Missouri guard Stefhon Hannah likes to pass in unconventional ways. Behind the back. No-look. Even a baseball-style, one-handed toss the length of the court.
When one of the passes connects, it’s beautiful. But when it doesn’t, it looks sloppy and at times unintelligent.
“When he completes them, it’s a great, energizing play,” guard Jason Horton said. “You have to take the good with the bad. You’re not always going to complete them. You have to hope the good will always out-weigh the bad.”
The “good” resulted in the most exciting play in Missouri’s 74-53 win Sunday against Evansville, a lob pass from Hannah to forward Leo Lyons, who dunked the ball for an alley-oop. Another top play came on Hannah’s no-look pass to J.T. Tiller, who completed the fastbreak with a layup.
But in the past couple games, Hannah has seen some of his behind-the-back or no-look passes wind up in an opposing players’ hands. Against Arkansas on Thursday, he turned the ball over eight times. And again on Sunday against Evansville, Hannah saw some of his passes reach unintended destinations.
“That’s happened a lot lately,” Hannah said. “I need to calm down with my passes. I’m just so ready to play.”
Missouri coach Mike Anderson says energy is the key to his defense. But at the same time, it’s Hannah’s energy and drive to excite the crowd that has gotten him in some trouble on the offensive end of the court. Hannah, a junior, leads the team with 33 turnovers in nine games. That’s 14 more than Horton, who is second on the team with 19.
If Anderson thinks Hannah, or any other Missouri player, is being too aggressive, he usually will call that player over for a one-on-one conference at the game’s next stoppage.
“He gets on me all the time about it,” Hannah said. “He tells me I have to play smarter. He’ll just say, ‘You’re playing sloppy.’”
While is it his first year at Missouri, Hannah did play for two years at Chipola Community College in Marianna, Fla. Because of that experience, Anderson is harder on him after a turnover than the team’s younger players.

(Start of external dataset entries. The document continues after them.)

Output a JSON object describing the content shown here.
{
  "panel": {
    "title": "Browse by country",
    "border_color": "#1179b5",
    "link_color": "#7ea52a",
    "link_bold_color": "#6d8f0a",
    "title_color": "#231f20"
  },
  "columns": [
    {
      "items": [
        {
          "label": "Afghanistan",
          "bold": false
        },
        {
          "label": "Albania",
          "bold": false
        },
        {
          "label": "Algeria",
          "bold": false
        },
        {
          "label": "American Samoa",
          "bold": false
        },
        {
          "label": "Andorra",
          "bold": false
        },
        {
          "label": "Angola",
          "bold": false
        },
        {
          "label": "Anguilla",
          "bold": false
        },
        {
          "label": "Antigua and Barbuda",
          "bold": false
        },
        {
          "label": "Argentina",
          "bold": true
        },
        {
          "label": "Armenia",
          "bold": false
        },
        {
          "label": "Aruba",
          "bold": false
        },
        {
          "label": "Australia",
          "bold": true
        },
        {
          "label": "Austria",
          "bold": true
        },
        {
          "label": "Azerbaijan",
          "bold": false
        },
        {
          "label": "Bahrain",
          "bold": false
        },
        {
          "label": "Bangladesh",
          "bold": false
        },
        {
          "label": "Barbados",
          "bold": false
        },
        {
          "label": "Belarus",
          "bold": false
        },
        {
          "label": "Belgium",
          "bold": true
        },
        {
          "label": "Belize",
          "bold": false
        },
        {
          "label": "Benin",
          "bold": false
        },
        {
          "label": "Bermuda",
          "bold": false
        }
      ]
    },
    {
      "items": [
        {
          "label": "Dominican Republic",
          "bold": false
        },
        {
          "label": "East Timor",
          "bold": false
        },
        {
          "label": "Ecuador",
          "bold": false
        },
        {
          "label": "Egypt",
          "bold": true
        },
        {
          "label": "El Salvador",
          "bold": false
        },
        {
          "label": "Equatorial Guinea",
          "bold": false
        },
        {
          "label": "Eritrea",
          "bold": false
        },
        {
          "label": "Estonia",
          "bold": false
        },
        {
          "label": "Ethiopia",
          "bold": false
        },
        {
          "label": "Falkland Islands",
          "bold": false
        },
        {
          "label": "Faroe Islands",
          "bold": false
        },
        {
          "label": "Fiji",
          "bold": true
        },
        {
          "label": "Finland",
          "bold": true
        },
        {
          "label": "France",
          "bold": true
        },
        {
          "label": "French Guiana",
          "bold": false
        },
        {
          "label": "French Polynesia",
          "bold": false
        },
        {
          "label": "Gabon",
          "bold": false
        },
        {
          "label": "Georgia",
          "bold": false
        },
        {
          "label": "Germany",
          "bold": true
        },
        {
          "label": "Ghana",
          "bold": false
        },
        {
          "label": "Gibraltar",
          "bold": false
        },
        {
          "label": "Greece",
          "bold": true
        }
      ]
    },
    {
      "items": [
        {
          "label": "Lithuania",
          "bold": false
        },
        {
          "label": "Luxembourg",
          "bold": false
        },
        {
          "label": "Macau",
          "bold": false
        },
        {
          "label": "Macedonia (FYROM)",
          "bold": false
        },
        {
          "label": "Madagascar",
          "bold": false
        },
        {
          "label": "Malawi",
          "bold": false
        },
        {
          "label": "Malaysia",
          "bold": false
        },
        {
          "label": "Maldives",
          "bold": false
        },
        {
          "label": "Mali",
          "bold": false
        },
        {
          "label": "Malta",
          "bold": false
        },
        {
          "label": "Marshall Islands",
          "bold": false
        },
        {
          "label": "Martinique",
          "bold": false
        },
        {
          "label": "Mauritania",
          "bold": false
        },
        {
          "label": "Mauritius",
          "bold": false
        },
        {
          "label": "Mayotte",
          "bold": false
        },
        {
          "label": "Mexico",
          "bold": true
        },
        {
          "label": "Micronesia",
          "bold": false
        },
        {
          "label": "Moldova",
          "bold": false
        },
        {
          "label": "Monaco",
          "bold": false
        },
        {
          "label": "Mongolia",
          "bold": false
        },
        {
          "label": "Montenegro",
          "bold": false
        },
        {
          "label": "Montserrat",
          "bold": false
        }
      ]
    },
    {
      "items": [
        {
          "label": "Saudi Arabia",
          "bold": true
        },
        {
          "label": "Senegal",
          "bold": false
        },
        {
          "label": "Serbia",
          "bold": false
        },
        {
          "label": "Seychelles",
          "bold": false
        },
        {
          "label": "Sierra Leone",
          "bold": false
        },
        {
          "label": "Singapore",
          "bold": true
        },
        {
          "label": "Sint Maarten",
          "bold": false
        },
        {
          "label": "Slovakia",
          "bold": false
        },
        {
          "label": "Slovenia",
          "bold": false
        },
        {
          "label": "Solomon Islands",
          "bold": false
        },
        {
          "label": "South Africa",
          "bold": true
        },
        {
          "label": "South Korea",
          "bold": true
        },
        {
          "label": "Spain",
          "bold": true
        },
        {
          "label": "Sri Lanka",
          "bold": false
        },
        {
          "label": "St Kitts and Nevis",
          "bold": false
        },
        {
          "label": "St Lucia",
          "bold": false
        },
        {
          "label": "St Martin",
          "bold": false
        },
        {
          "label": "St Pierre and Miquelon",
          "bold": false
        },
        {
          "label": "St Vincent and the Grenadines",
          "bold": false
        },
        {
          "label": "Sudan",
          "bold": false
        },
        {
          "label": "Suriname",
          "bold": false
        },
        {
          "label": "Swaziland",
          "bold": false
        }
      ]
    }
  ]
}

“He’s hardest on me and Stefhon, most definitely,” Horton said. “Being junior guards, he expects us to take care of the ball and make good decisions.”
Anderson has shown he’s not afraid to single a player out because of a mental mistake. And first and foremost, that includes an ill-advised pass that results in a turnover.
“Haven’t you seen him over there on the sidelines?” Horton said. “He’s really animated sometimes. He talks to us about the difference between being fancy and being clever. He wants us to be more clever than fancy.”
MORE MINUTES FOR DANDRIDGE: After playing only 14 minutes in his first four games since returning from a foot injury, forward Glen Dandridge played 11 minutes on Sunday. Dandridge scored four points, going 1-for-3 from the floor and 2-for-2 from the free-throw line. He also added three rebounds.
“It was good to see Glen Dandridge get back on the court. I think he helps out our basketball team,” Anderson said. “The more he plays and practices, I think it’s going to help his confidence. He can score. He can rebound. And I want to see him do it under the lights when the game is on the line.”